  5. S. Aghaee, Y. Zakeri, and F. Sheikholeslam, “Offset-free control of constrained linear systems using model predictive control,” in Proceedings of the American Control Conference (ACC '12), Montreal, Canada, June 2012. View at: Google Scholar
  6. M. Askari, M. Moghavvemi, H. A. F. Almurib, and K. M. Muttaqi, “Multivariable offset-free model predictive control for quadruple tanks system,” IEEE Transactions on Industry Applications, vol. 52, no. 2, pp. 1882–1890, 2015. View at: Publisher Site | Google Scholar
  7. P. Lundström, J. H. Lee, M. Morari, and S. Skogestad, “Limitations of dynamic matrix control,” Computers and Chemical Engineering, vol. 19, no. 4, pp. 409–421, 1995. View at: Google Scholar
  8. D. W. Clarke, C. Mohtadi, and P. S. Tuffs, “Generalized predictive control—part I. The basic algorithm,” Automatica, vol. 23, no. 2, pp. 137–148, 1987. View at: Publisher Site | Google Scholar
  9. L.-C. Su and F. Zhu, “Design of a novel omnidirectional stereo vision system,” Acta Automatica Sinica, vol. 32, no. 1, pp. 67–72, 2006 (Chinese). View at: Google Scholar
  10. B. W. Bequette, “Non-linear model predictive control: a personal retrospective,” The Canadian Journal of Chemical Engineering, vol. 85, no. 4, pp. 408–415, 2007. View at: Publisher Site | Google Scholar
  11. B. C. Ding, Modern Predictive Control, CRC Press, Boca Raton, Fla, USA, 2010.
  12. E. Zupan, M. Saje, and D. Zupan, “Quaternion-based dynamics of geometrically nonlinear spatial beams using the Runge-Kutta method,” Finite Elements in Analysis and Design, vol. 54, pp. 48–60, 2012. View at: Publisher Site | Google Scholar | MathSciNet

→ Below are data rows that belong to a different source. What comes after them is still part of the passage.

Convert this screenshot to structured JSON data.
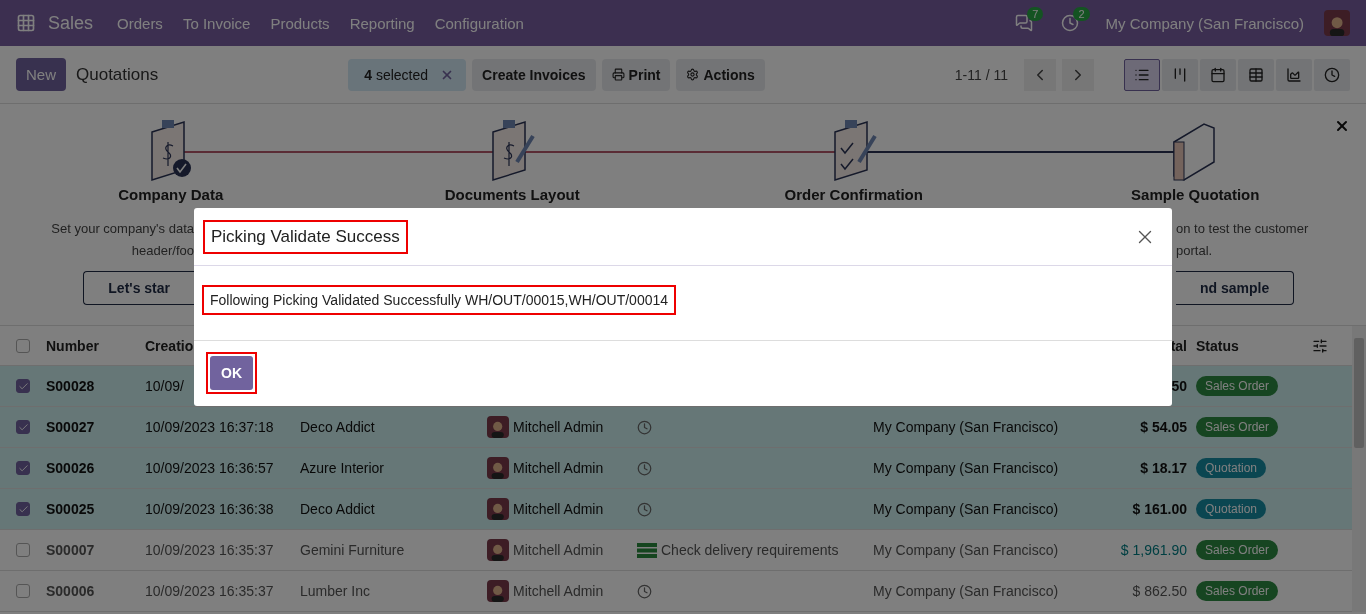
{
  "navbar": {
    "app": "Sales",
    "menu": [
      "Orders",
      "To Invoice",
      "Products",
      "Reporting",
      "Configuration"
    ],
    "messages_count": "7",
    "activities_count": "2",
    "company": "My Company (San Francisco)"
  },
  "control_panel": {
    "new_button": "New",
    "title": "Quotations",
    "selection": "**4** selected",
    "actions": [
      {
        "kind": "plain",
        "label": "Create Invoices"
      },
      {
        "kind": "print",
        "label": "Print"
      },
      {
        "kind": "gear",
        "label": "Actions"
      }
    ],
    "pager": "1-11 / 11",
    "views": [
      {
        "kind": "list",
        "selected": true
      },
      {
        "kind": "kanban",
        "selected": false
      },
      {
        "kind": "calendar",
        "selected": false
      },
      {
        "kind": "pivot",
        "selected": false
      },
      {
        "kind": "graph",
        "selected": false
      },
      {
        "kind": "activity",
        "selected": false
      }
    ]
  },
  "onboarding": {
    "steps": [
      {
        "kind": "company",
        "done": true,
        "title": "Company Data",
        "lines": [
          "Set your company's data",
          "header/foo"
        ],
        "button": "Let's star"
      },
      {
        "kind": "layout",
        "done": false,
        "title": "Documents Layout"
      },
      {
        "kind": "confirmation",
        "done": false,
        "title": "Order Confirmation"
      },
      {
        "kind": "sample",
        "done": false,
        "title": "Sample Quotation",
        "lines": [
          "on to test the customer",
          "portal."
        ],
        "button": "nd sample"
      }
    ]
  },
  "table": {
    "all_selected": false,
    "header": {
      "number": "Number",
      "created": "Creatio",
      "total": "tal",
      "status": "Status"
    },
    "rows": [
      {
        "selected": true,
        "number": "S00028",
        "created": "10/09/",
        "total": "50",
        "total_highlighted": false,
        "status": {
          "kind": "sale",
          "label": "Sales Order"
        }
      },
      {
        "selected": true,
        "number": "S00027",
        "created": "10/09/2023 16:37:18",
        "customer": "Deco Addict",
        "salesperson": "Mitchell Admin",
        "activity": {
          "kind": "clock"
        },
        "company": "My Company (San Francisco)",
        "total": "$ 54.05",
        "total_highlighted": false,
        "status": {
          "kind": "sale",
          "label": "Sales Order"
        }
      },
      {
        "selected": true,
        "number": "S00026",
        "created": "10/09/2023 16:36:57",
        "customer": "Azure Interior",
        "salesperson": "Mitchell Admin",
        "activity": {
          "kind": "clock"
        },
        "company": "My Company (San Francisco)",
        "total": "$ 18.17",
        "total_highlighted": false,
        "status": {
          "kind": "quotation",
          "label": "Quotation"
        }
      },
      {
        "selected": true,
        "number": "S00025",
        "created": "10/09/2023 16:36:38",
        "customer": "Deco Addict",
        "salesperson": "Mitchell Admin",
        "activity": {
          "kind": "clock"
        },
        "company": "My Company (San Francisco)",
        "total": "$ 161.00",
        "total_highlighted": false,
        "status": {
          "kind": "quotation",
          "label": "Quotation"
        }
      },
      {
        "selected": false,
        "number": "S00007",
        "created": "10/09/2023 16:35:37",
        "customer": "Gemini Furniture",
        "salesperson": "Mitchell Admin",
        "activity": {
          "kind": "todo",
          "text": "Check delivery requirements"
        },
        "company": "My Company (San Francisco)",
        "total": "$ 1,961.90",
        "total_highlighted": true,
        "status": {
          "kind": "sale",
          "label": "Sales Order"
        }
      },
      {
        "selected": false,
        "number": "S00006",
        "created": "10/09/2023 16:35:37",
        "customer": "Lumber Inc",
        "salesperson": "Mitchell Admin",
        "activity": {
          "kind": "clock"
        },
        "company": "My Company (San Francisco)",
        "total": "$ 862.50",
        "total_highlighted": false,
        "status": {
          "kind": "sale",
          "label": "Sales Order"
        }
      }
    ]
  },
  "dialog": {
    "title": "Picking Validate Success",
    "message": "Following Picking Validated Successfully WH/OUT/00015,WH/OUT/00014",
    "button": "OK"
  }
}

Copyright © 2016 Xue Wang et al. This is an open access article distributed under the Creative Commons Attribution License, which permits unrestricted use, distribution, and reproduction in any medium, provided the original work is properly cited.

Related articles

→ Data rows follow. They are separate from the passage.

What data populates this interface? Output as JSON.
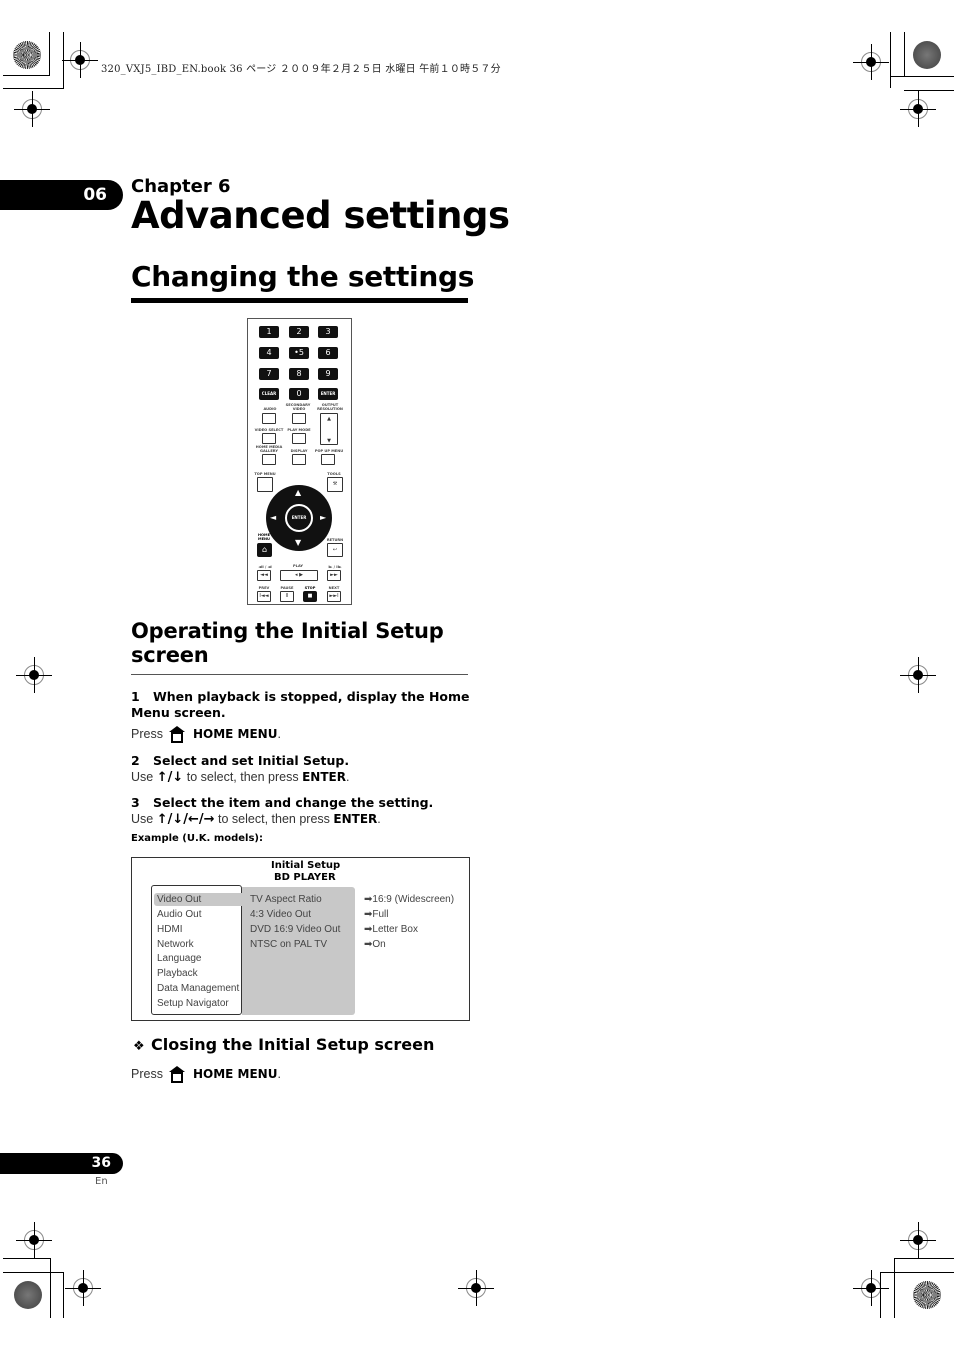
{
  "print_header": "320_VXJ5_IBD_EN.book  36 ページ  ２００９年２月２５日  水曜日  午前１０時５７分",
  "chapter": {
    "tab_number": "06",
    "label": "Chapter 6",
    "title": "Advanced settings"
  },
  "section": {
    "title": "Changing the settings"
  },
  "remote": {
    "number_keys": [
      "1",
      "2",
      "3",
      "4",
      "•5",
      "6",
      "7",
      "8",
      "9"
    ],
    "clear": "CLEAR",
    "zero": "0",
    "enter": "ENTER",
    "labels": {
      "secondary": "SECONDARY",
      "audio": "AUDIO",
      "video": "VIDEO",
      "output_resolution": "OUTPUT RESOLUTION",
      "video_select": "VIDEO SELECT",
      "play_mode": "PLAY MODE",
      "home_media_gallery": "HOME MEDIA GALLERY",
      "display": "DISPLAY",
      "popup_menu": "POP UP MENU",
      "top_menu": "TOP MENU",
      "tools": "TOOLS",
      "dpad_enter": "ENTER",
      "home_menu": "HOME MENU",
      "return": "RETURN",
      "rev_step": "◄II / ◄I",
      "play": "PLAY",
      "fwd_step": "I► / II►",
      "prev": "PREV",
      "pause": "PAUSE",
      "stop": "STOP",
      "next": "NEXT"
    }
  },
  "subsection": {
    "title": "Operating the Initial Setup screen",
    "steps": [
      {
        "number": "1",
        "heading": "When playback is stopped, display the Home Menu screen.",
        "instruction_prefix": "Press",
        "instruction_key": "HOME MENU",
        "instruction_suffix": "."
      },
      {
        "number": "2",
        "heading": "Select and set Initial Setup.",
        "instruction_prefix": "Use",
        "arrows": "🠕/🠗",
        "instruction_middle": "to select, then press",
        "instruction_key": "ENTER",
        "instruction_suffix": "."
      },
      {
        "number": "3",
        "heading": "Select the item and change the setting.",
        "instruction_prefix": "Use",
        "arrows": "🠕/🠗/🠔/🠖",
        "instruction_middle": "to select, then press",
        "instruction_key": "ENTER",
        "instruction_suffix": "."
      }
    ],
    "example_label": "Example (U.K. models):"
  },
  "osd": {
    "title": "Initial Setup",
    "subtitle": "BD PLAYER",
    "menu_items": [
      "Video Out",
      "Audio Out",
      "HDMI",
      "Network",
      "Language",
      "Playback",
      "Data Management",
      "Setup Navigator"
    ],
    "selected_index": 0,
    "settings": [
      "TV Aspect Ratio",
      "4:3 Video Out",
      "DVD 16:9 Video Out",
      "NTSC on PAL TV"
    ],
    "values": [
      "➡16:9 (Widescreen)",
      "➡Full",
      "➡Letter Box",
      "➡On"
    ]
  },
  "closing": {
    "bullet": "❖",
    "title": "Closing the Initial Setup screen",
    "instruction_prefix": "Press",
    "instruction_key": "HOME MENU",
    "instruction_suffix": "."
  },
  "footer": {
    "page_number": "36",
    "language": "En"
  }
}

No related content is available yet for this article.
 PDF Download Citation Citation
 Download other formatsMore
 Order printed copiesOrder

Related articles

No related content is available yet for this article.

Article of the Year Award: Outstanding research contributions of 2021, as selected by our Chief Editors. Read the winning articles.